== The records ==

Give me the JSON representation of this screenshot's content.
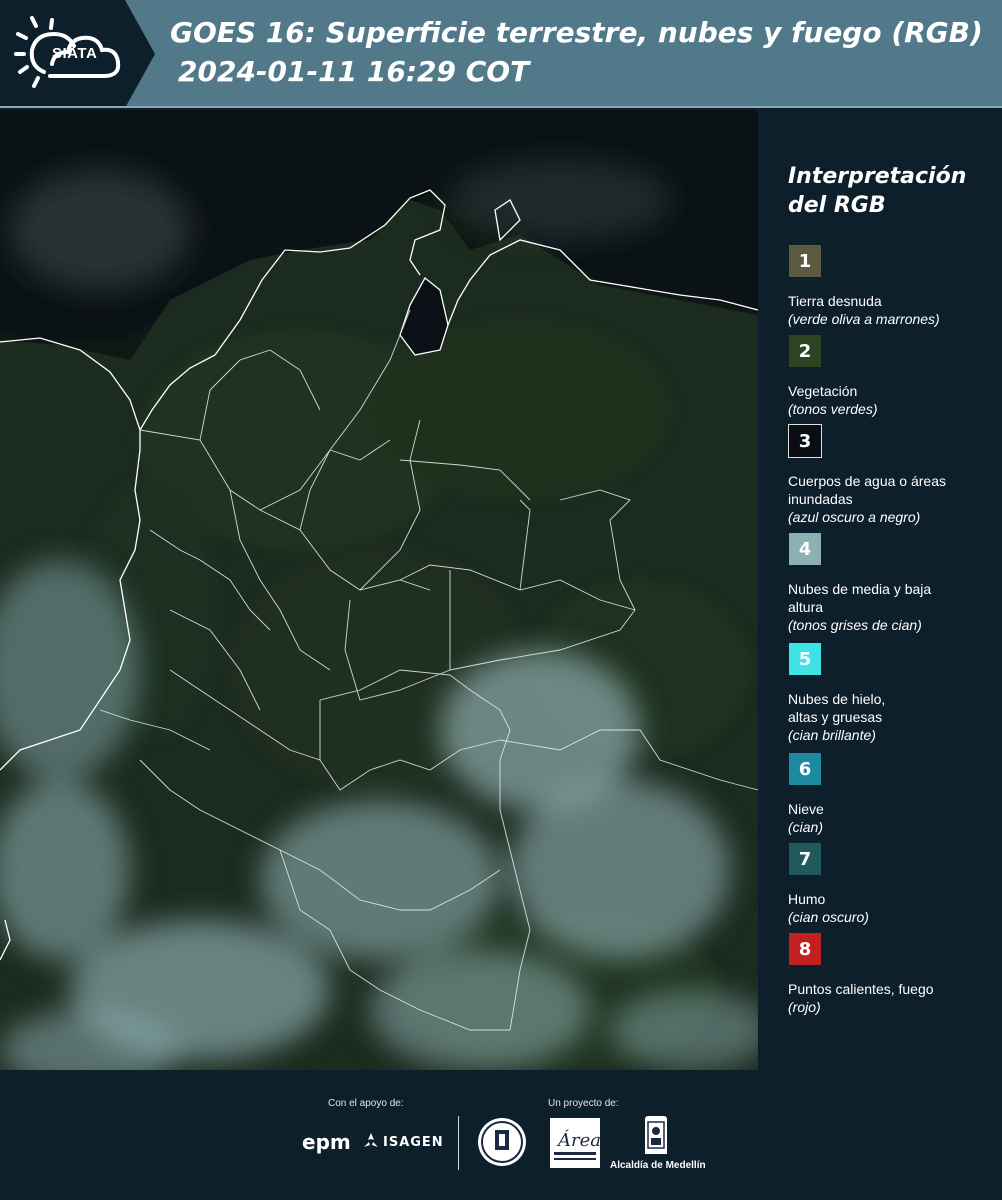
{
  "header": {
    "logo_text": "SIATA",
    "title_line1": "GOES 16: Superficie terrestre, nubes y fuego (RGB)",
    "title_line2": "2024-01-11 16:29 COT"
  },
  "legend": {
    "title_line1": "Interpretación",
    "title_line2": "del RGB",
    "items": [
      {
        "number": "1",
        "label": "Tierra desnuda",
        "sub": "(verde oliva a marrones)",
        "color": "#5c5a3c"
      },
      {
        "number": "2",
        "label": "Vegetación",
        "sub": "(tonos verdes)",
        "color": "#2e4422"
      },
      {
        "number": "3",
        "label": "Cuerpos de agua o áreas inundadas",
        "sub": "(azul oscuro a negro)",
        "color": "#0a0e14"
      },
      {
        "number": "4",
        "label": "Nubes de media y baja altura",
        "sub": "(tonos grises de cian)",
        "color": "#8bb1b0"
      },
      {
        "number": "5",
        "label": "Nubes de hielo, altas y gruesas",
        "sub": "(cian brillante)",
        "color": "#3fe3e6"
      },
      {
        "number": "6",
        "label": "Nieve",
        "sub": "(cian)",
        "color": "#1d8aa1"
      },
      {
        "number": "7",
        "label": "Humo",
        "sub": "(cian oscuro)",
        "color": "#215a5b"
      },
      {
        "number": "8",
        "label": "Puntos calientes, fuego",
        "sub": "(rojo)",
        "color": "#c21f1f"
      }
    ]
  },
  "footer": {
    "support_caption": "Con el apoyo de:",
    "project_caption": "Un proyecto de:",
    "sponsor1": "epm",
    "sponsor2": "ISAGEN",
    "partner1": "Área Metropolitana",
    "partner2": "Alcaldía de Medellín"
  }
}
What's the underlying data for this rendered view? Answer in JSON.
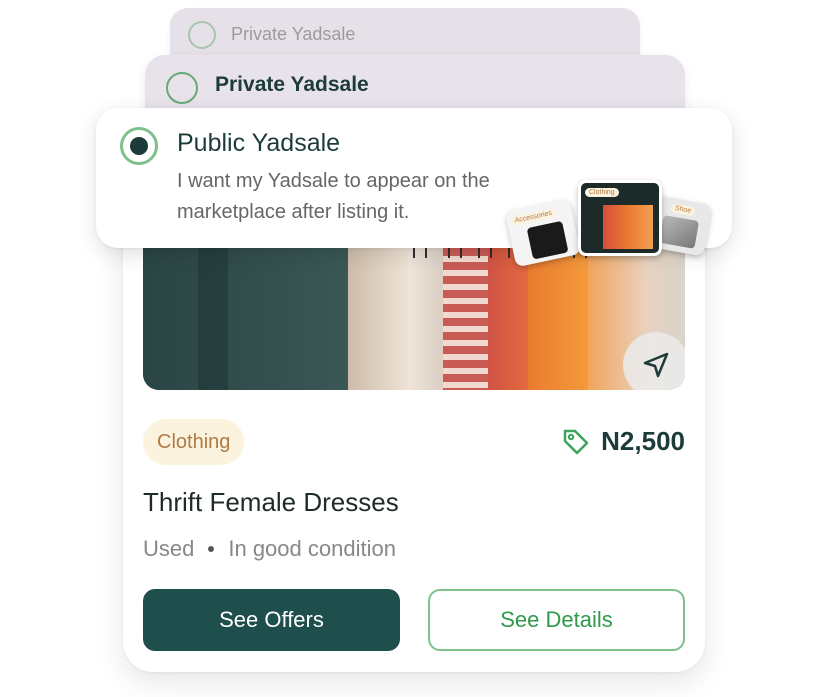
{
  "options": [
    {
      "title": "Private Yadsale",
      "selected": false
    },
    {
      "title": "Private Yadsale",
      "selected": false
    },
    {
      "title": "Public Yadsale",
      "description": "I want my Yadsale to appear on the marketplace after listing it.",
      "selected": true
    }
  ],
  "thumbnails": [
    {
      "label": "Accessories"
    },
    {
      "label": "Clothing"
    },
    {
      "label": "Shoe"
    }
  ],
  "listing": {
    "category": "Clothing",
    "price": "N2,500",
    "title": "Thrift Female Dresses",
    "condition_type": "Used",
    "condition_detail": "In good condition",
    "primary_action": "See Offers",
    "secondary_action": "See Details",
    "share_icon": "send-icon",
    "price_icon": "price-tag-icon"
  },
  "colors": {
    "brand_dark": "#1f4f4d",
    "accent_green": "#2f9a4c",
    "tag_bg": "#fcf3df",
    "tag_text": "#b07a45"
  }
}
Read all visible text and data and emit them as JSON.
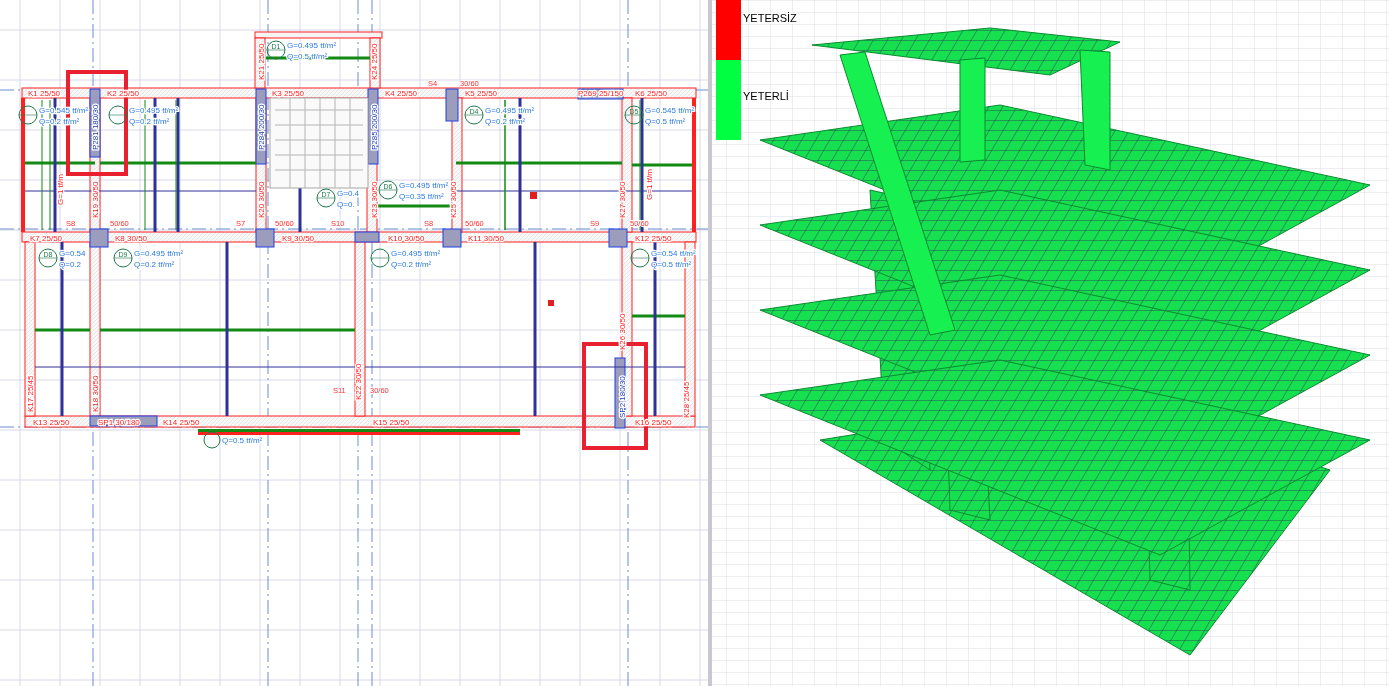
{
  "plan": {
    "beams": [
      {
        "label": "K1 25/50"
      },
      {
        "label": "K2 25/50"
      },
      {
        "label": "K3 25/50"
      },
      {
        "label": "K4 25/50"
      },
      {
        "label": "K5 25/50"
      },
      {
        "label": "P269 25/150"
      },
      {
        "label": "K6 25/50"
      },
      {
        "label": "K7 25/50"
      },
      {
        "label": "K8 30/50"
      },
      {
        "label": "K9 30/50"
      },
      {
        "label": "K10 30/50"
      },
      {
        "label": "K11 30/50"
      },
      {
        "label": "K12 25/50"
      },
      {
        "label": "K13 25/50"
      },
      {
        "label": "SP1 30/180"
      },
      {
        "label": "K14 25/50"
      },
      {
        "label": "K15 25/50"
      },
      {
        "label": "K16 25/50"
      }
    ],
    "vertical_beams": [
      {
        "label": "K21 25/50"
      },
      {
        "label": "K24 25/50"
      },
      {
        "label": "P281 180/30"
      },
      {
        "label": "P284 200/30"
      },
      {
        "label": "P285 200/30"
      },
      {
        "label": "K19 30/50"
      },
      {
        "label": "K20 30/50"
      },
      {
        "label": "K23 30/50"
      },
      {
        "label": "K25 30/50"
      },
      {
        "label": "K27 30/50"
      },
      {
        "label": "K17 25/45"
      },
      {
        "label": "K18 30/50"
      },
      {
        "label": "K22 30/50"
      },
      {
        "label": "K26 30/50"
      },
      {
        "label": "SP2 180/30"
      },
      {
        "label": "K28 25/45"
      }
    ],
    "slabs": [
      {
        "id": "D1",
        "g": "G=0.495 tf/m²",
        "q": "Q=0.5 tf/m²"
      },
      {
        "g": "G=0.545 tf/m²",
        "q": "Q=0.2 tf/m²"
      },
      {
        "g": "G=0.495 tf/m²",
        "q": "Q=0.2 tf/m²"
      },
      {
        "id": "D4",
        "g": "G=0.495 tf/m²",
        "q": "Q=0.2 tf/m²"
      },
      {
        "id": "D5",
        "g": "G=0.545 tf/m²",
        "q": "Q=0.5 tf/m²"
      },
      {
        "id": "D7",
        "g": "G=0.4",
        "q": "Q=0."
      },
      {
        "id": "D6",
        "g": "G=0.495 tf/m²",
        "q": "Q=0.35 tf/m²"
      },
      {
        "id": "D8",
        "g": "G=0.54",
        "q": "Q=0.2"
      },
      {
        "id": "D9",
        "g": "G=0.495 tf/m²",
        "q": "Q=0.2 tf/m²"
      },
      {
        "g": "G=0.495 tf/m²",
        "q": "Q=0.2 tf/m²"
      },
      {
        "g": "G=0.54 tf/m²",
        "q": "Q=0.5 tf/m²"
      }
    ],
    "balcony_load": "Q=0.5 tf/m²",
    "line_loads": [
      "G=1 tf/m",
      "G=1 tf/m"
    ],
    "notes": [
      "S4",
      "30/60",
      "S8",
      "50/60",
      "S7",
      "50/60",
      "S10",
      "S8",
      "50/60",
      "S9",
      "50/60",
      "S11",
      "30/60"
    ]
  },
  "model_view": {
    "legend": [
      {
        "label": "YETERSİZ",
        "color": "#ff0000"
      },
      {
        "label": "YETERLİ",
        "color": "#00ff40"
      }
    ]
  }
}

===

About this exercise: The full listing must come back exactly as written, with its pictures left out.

Output for this exercise:
Give me the JSON representation of this screenshot's content.
{
  "header": {
    "logo_text": "SIATA",
    "title_line1": "GOES 16: Superficie terrestre, nubes y fuego (RGB)",
    "title_line2": "2024-01-11 16:29 COT"
  },
  "legend": {
    "title_line1": "Interpretación",
    "title_line2": "del RGB",
    "items": [
      {
        "number": "1",
        "label": "Tierra desnuda",
        "sub": "(verde oliva a marrones)",
        "color": "#5c5a3c"
      },
      {
        "number": "2",
        "label": "Vegetación",
        "sub": "(tonos verdes)",
        "color": "#2e4422"
      },
      {
        "number": "3",
        "label": "Cuerpos de agua o áreas inundadas",
        "sub": "(azul oscuro a negro)",
        "color": "#0a0e14"
      },
      {
        "number": "4",
        "label": "Nubes de media y baja altura",
        "sub": "(tonos grises de cian)",
        "color": "#8bb1b0"
      },
      {
        "number": "5",
        "label": "Nubes de hielo, altas y gruesas",
        "sub": "(cian brillante)",
        "color": "#3fe3e6"
      },
      {
        "number": "6",
        "label": "Nieve",
        "sub": "(cian)",
        "color": "#1d8aa1"
      },
      {
        "number": "7",
        "label": "Humo",
        "sub": "(cian oscuro)",
        "color": "#215a5b"
      },
      {
        "number": "8",
        "label": "Puntos calientes, fuego",
        "sub": "(rojo)",
        "color": "#c21f1f"
      }
    ]
  },
  "footer": {
    "support_caption": "Con el apoyo de:",
    "project_caption": "Un proyecto de:",
    "sponsor1": "epm",
    "sponsor2": "ISAGEN",
    "partner1": "Área Metropolitana",
    "partner2": "Alcaldía de Medellín"
  }
}
What's the underlying data for this rendered view? Answer in JSON.
{
  "options": [
    {
      "title": "Private Yadsale",
      "selected": false
    },
    {
      "title": "Private Yadsale",
      "selected": false
    },
    {
      "title": "Public Yadsale",
      "description": "I want my Yadsale to appear on the marketplace after listing it.",
      "selected": true
    }
  ],
  "thumbnails": [
    {
      "label": "Accessories"
    },
    {
      "label": "Clothing"
    },
    {
      "label": "Shoe"
    }
  ],
  "listing": {
    "category": "Clothing",
    "price": "N2,500",
    "title": "Thrift Female Dresses",
    "condition_type": "Used",
    "condition_detail": "In good condition",
    "primary_action": "See Offers",
    "secondary_action": "See Details",
    "share_icon": "send-icon",
    "price_icon": "price-tag-icon"
  },
  "colors": {
    "brand_dark": "#1f4f4d",
    "accent_green": "#2f9a4c",
    "tag_bg": "#fcf3df",
    "tag_text": "#b07a45"
  }
}
Read all visible text and data and emit them as JSON.
{
  "plan": {
    "beams": [
      {
        "label": "K1 25/50"
      },
      {
        "label": "K2 25/50"
      },
      {
        "label": "K3 25/50"
      },
      {
        "label": "K4 25/50"
      },
      {
        "label": "K5 25/50"
      },
      {
        "label": "P269 25/150"
      },
      {
        "label": "K6 25/50"
      },
      {
        "label": "K7 25/50"
      },
      {
        "label": "K8 30/50"
      },
      {
        "label": "K9 30/50"
      },
      {
        "label": "K10 30/50"
      },
      {
        "label": "K11 30/50"
      },
      {
        "label": "K12 25/50"
      },
      {
        "label": "K13 25/50"
      },
      {
        "label": "SP1 30/180"
      },
      {
        "label": "K14 25/50"
      },
      {
        "label": "K15 25/50"
      },
      {
        "label": "K16 25/50"
      }
    ],
    "vertical_beams": [
      {
        "label": "K21 25/50"
      },
      {
        "label": "K24 25/50"
      },
      {
        "label": "P281 180/30"
      },
      {
        "label": "P284 200/30"
      },
      {
        "label": "P285 200/30"
      },
      {
        "label": "K19 30/50"
      },
      {
        "label": "K20 30/50"
      },
      {
        "label": "K23 30/50"
      },
      {
        "label": "K25 30/50"
      },
      {
        "label": "K27 30/50"
      },
      {
        "label": "K17 25/45"
      },
      {
        "label": "K18 30/50"
      },
      {
        "label": "K22 30/50"
      },
      {
        "label": "K26 30/50"
      },
      {
        "label": "SP2 180/30"
      },
      {
        "label": "K28 25/45"
      }
    ],
    "slabs": [
      {
        "id": "D1",
        "g": "G=0.495 tf/m²",
        "q": "Q=0.5 tf/m²"
      },
      {
        "g": "G=0.545 tf/m²",
        "q": "Q=0.2 tf/m²"
      },
      {
        "g": "G=0.495 tf/m²",
        "q": "Q=0.2 tf/m²"
      },
      {
        "id": "D4",
        "g": "G=0.495 tf/m²",
        "q": "Q=0.2 tf/m²"
      },
      {
        "id": "D5",
        "g": "G=0.545 tf/m²",
        "q": "Q=0.5 tf/m²"
      },
      {
        "id": "D7",
        "g": "G=0.4",
        "q": "Q=0."
      },
      {
        "id": "D6",
        "g": "G=0.495 tf/m²",
        "q": "Q=0.35 tf/m²"
      },
      {
        "id": "D8",
        "g": "G=0.54",
        "q": "Q=0.2"
      },
      {
        "id": "D9",
        "g": "G=0.495 tf/m²",
        "q": "Q=0.2 tf/m²"
      },
      {
        "g": "G=0.495 tf/m²",
        "q": "Q=0.2 tf/m²"
      },
      {
        "g": "G=0.54 tf/m²",
        "q": "Q=0.5 tf/m²"
      }
    ],
    "balcony_load": "Q=0.5 tf/m²",
    "line_loads": [
      "G=1 tf/m",
      "G=1 tf/m"
    ],
    "notes": [
      "S4",
      "30/60",
      "S8",
      "50/60",
      "S7",
      "50/60",
      "S10",
      "S8",
      "50/60",
      "S9",
      "50/60",
      "S11",
      "30/60"
    ]
  },
  "model_view": {
    "legend": [
      {
        "label": "YETERSİZ",
        "color": "#ff0000"
      },
      {
        "label": "YETERLİ",
        "color": "#00ff40"
      }
    ]
  }
}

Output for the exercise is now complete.